Alas, here is my interpretation, and it is a subjective but valid one: Melville is thought to have had Asperger’s, and his works come up often in discussions of autism theory. Denis’ female gaze on the male body is said to lend the film a heavy homoerotic, homo-social subtext—a feminine takedown of masculine lust and aggression (which Kathryn Bigelow later riffed with The Hurt Locker) that bluntly uses feminine sexual interest to turn casual masculine/martial camaraderie on its head. The motif of oft-topless male bodies moving in harmony in the desert, performing grueling exercise, ought to make no secret of this, even to the layman viewer. Not to go out on a limb, but I as an Aspergerian have always felt a strong kinship with and esteem for LGBTQ persons and their human rights. That is not least because they grow up in a heteronormative world that refuses to contextualize their homosexuality, and that confuses and conditions them into a warped, dishonest heterosexuality. Not to mention, that same conservative world impelled the young me—a literal-thinking Aspergerian, too trusting of authority—to think that it was wrong to be in touch with myself on any sexual level, while everyone around me was throwing their virginities to the wind. Enough has been written about Galoup’s repressed homosexuality. Would it be fair to view him as an Aspergerian—cold, stealthy, loving of firm military routine, jealous of Gilles’ social aptitude? Or is Gilles the Aspergerian—compassionate in a tactless way, prone to abrupt violence, too obedient towards Galoup to protest his castigation? My reading of Billy Budd may decide how I answer these questions. Suffice it to say: I began this month’s challenge with The Rover, which had one abrupt use of pop music that was too jarring to work. The sudden soundtrack choice that concludes Beau Travail, on the contrary, is a stroke of genius, and wraps up the film on a big emotional high. Man, that song’s stuck in my head now.
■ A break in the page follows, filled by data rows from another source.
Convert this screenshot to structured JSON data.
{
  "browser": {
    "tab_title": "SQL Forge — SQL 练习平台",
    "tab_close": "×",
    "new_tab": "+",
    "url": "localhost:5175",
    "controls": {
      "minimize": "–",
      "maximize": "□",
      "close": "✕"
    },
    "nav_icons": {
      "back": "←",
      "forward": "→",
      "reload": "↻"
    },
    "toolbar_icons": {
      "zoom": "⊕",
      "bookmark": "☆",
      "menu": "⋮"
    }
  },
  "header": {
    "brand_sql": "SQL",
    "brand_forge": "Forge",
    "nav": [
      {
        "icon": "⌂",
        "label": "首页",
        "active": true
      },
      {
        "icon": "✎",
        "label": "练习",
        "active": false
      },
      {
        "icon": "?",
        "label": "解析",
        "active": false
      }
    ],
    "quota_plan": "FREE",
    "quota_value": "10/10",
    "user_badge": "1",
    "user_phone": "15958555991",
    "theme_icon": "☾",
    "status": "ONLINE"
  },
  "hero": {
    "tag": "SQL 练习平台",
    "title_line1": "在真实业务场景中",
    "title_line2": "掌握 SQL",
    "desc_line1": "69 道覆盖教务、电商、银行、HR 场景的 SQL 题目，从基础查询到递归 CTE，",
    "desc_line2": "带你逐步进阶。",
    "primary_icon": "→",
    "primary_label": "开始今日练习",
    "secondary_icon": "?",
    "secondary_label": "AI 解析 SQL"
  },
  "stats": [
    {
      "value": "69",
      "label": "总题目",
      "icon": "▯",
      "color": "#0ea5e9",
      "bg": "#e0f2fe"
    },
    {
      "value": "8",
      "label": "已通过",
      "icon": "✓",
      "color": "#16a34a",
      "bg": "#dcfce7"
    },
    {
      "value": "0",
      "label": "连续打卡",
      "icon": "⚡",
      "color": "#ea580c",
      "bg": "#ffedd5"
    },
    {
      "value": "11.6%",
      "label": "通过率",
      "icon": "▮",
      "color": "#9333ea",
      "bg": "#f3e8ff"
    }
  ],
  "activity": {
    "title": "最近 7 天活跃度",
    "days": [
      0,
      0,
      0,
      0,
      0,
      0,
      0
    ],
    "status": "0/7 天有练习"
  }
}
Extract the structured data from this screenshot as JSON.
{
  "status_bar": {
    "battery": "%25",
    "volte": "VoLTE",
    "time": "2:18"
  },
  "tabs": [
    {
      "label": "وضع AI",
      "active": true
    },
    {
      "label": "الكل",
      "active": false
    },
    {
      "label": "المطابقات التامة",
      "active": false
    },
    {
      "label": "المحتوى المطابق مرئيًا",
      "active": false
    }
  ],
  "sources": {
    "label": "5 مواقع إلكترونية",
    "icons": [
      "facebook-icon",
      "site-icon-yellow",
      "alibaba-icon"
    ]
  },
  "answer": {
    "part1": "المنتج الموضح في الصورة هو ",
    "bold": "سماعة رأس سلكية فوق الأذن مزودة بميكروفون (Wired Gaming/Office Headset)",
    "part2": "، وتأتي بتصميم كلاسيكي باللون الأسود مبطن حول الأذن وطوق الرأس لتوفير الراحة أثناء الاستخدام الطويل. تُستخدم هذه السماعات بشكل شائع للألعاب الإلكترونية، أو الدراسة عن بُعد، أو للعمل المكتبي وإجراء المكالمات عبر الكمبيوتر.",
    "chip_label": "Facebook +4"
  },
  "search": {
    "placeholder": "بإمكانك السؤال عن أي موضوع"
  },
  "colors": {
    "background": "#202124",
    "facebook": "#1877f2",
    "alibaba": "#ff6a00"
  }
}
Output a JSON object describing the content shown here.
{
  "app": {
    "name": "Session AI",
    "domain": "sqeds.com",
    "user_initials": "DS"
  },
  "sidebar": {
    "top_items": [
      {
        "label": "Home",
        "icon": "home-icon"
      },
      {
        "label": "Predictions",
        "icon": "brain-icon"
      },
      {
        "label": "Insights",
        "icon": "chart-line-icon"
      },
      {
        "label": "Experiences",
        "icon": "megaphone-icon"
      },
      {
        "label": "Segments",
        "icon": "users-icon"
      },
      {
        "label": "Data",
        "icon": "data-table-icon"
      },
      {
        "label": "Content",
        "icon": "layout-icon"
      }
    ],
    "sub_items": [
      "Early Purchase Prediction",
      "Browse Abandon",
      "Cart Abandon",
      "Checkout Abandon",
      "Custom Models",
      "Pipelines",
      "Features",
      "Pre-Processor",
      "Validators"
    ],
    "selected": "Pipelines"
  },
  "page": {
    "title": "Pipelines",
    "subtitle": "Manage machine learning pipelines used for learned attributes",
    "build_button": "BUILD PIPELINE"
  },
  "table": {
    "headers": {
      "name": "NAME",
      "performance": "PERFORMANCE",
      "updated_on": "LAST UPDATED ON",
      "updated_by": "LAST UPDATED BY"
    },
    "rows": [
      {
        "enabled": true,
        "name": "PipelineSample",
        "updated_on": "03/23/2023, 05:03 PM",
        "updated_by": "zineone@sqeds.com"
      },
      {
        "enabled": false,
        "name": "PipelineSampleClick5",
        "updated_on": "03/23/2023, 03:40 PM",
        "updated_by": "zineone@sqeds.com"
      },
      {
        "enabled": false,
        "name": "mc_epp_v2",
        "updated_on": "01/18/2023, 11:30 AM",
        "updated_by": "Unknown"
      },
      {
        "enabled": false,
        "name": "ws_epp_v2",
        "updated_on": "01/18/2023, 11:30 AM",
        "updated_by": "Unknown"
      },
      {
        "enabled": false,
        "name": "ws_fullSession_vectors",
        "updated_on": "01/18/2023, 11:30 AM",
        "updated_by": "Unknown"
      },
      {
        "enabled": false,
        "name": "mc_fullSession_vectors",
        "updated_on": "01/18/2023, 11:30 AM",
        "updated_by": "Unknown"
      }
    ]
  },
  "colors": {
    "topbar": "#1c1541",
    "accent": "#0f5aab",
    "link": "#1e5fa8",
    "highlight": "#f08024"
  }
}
Grade: A-

To Do: Reviews of Tsotsi and Eternity and a Day are imminent. Off to watch In the Name of the Father.

31 Days of Cinema, Days Twenty-One, Twenty-Two and Twenty-Three: “The Story of the Last Chrysanthemums” | “Nostalghia” | “Beau Travail”